San Jose’s police watchdog is on his way out after little more than a year on the job. Independent Police Auditor (IPA) Walter Katz is reportedly taking a bit of a pay cut to advise Chicago Mayor Rahm Emanuel on law enforcement.
Before coming to San Jose, Katz worked in Los Angeles County as a public defender and then a deputy inspector general overseeing the sheriff’s office. In November of 2015, he succeeded retired judge LaDoris Cordell as San Jose’s IPA.
According to a story first reported by The Daily Line, a newsletter about Chicago politics, Katz was flown into Chicago last fall for a panel on police reform, where he talked about San Jose’s hiring process for a public safety oversight head. Though advice went unheeded, he left a positive impression.
“[W]e spoke to a lot of people to get a sense of who around the country was doing the best work on police accountability and Walter was on almost everybody’s short list,” Adam Gross, of Business and Professional People for The Public Interest, told The Daily Line.
Katz said he has reviewed several investigations in San Jose that reflect some of the problems being investigated by the U.S. Department of Justice in Chicago. Like Chicago, San Jose has come under fire for policing black and Latino communities more heavily than their white and Asian counterparts. However, a wide gulf exists between the homicide rates for the two cities.
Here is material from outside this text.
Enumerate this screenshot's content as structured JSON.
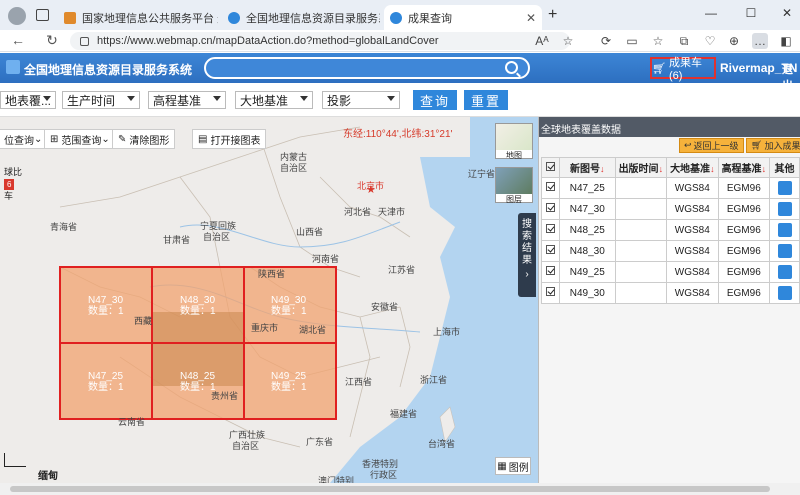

San Jose had a 25-year high of homicides in 2016 with 47. Meanwhile, Chicago led the nation with an a reported 762 murders last year, a 54 percent increase from 2015. Additionally troubling, in February 2015 The Guardian reported that Chicago police were using off-the-books interrogation compounds called “black sites.”
During his brief tenure in the South Bay, Katz launched a campaign funded by a $1 million grant from the San Francisco 49ers to improve the relationship between police and the communities they’re sworn to protect. Also during his tenure, the San Jose Police Department began using body cameras—a breakthrough that came after years of lobbying by his predecessor, Cordell.
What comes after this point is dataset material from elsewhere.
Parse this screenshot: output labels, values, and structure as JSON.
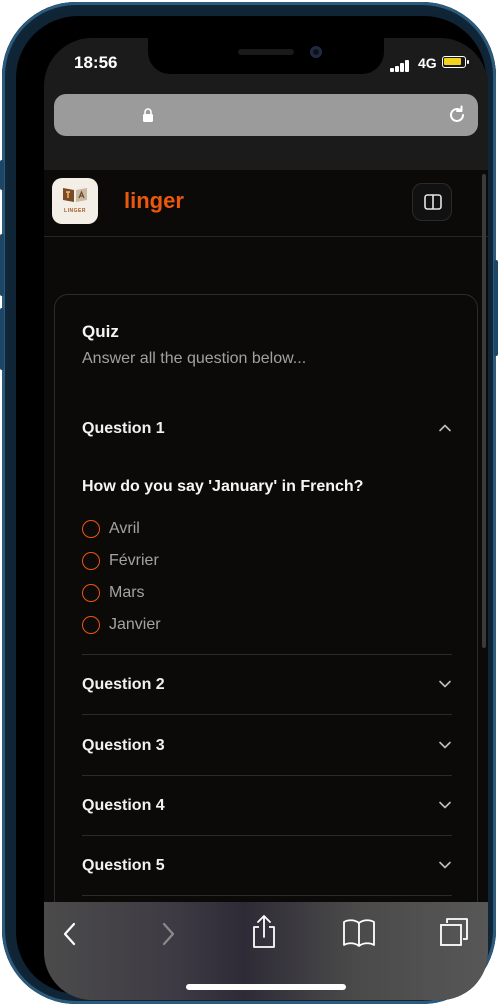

According to the Mercury News, Katz was born and adopted in Chicago and spent the first few years of his life there before moving from Colorado to New York to Nevada and, eventually, to California.
Katz, 50, told the Chicago Sun-Times that the Windy City presented one of the biggest law enforcement challenges in the nation.
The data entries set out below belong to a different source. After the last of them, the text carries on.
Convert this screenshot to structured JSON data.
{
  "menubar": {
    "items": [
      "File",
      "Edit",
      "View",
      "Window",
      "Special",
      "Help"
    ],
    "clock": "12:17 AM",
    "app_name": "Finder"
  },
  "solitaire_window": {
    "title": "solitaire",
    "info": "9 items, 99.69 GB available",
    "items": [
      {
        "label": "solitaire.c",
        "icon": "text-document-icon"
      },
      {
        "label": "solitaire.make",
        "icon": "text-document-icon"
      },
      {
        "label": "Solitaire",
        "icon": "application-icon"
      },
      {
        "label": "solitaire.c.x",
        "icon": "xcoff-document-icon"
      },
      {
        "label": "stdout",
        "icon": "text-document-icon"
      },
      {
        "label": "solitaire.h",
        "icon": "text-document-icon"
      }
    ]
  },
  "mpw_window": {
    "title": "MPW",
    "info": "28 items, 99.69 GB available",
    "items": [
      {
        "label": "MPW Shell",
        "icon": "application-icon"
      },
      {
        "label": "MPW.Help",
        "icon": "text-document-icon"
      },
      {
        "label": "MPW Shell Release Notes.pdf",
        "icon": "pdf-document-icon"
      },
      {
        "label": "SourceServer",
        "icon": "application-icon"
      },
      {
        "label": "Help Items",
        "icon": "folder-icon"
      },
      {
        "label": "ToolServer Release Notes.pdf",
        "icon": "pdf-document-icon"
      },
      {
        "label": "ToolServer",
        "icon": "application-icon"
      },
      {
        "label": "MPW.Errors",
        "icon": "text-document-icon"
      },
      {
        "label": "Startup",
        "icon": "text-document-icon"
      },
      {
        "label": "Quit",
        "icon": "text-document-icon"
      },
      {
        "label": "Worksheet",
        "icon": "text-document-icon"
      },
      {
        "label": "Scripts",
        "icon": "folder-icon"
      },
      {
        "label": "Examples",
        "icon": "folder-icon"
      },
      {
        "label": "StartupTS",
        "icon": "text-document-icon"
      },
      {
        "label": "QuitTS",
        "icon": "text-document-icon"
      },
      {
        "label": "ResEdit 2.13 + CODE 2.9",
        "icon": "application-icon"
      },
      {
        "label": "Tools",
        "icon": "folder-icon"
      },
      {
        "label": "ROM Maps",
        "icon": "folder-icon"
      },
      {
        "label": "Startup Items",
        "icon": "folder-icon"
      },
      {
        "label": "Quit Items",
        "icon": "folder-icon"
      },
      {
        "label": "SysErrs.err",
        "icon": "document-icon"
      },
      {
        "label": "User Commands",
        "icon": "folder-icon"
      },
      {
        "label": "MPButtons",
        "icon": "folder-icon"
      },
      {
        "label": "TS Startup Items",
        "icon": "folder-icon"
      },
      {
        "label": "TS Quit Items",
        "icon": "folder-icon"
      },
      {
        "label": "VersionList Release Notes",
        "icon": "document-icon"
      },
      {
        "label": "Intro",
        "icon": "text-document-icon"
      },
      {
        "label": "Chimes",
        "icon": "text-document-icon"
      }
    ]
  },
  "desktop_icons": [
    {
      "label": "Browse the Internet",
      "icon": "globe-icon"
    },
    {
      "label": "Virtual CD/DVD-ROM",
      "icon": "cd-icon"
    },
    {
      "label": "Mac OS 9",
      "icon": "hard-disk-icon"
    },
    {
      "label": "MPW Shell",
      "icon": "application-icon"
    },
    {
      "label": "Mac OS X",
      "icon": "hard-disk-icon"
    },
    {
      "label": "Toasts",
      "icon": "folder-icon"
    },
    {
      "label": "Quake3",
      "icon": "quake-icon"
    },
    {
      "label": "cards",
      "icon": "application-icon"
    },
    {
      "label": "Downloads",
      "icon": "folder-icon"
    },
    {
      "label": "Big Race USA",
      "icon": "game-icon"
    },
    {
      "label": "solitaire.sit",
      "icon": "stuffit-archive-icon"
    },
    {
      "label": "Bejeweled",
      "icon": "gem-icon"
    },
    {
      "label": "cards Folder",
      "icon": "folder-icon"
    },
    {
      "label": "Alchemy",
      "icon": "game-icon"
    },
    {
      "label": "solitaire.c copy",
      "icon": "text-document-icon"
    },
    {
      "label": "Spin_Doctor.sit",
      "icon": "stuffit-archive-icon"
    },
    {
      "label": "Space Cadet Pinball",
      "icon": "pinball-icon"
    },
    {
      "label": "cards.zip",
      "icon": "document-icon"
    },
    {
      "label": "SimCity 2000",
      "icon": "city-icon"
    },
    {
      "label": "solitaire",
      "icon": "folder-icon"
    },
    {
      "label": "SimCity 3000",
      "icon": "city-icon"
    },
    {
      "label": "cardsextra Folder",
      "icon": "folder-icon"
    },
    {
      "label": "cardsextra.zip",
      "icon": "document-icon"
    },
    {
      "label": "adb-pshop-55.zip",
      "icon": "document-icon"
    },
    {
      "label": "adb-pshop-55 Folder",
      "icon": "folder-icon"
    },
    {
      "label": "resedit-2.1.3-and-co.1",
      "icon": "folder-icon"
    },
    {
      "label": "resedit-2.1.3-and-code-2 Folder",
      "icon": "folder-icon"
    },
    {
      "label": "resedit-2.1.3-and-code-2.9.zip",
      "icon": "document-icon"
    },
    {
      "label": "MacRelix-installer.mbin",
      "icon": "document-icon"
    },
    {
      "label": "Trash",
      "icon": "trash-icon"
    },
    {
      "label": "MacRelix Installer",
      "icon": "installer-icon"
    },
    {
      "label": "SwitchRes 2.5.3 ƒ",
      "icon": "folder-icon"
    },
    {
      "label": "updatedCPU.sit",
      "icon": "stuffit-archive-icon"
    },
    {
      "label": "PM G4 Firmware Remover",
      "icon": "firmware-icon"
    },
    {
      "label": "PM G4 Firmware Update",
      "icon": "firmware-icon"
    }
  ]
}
“This is the biggest policing challenge in America right now,” he said. “It’s the combination of two things happening at the same time—the significant increase in gun homicides [and] the issues identified by the Department of Justice.”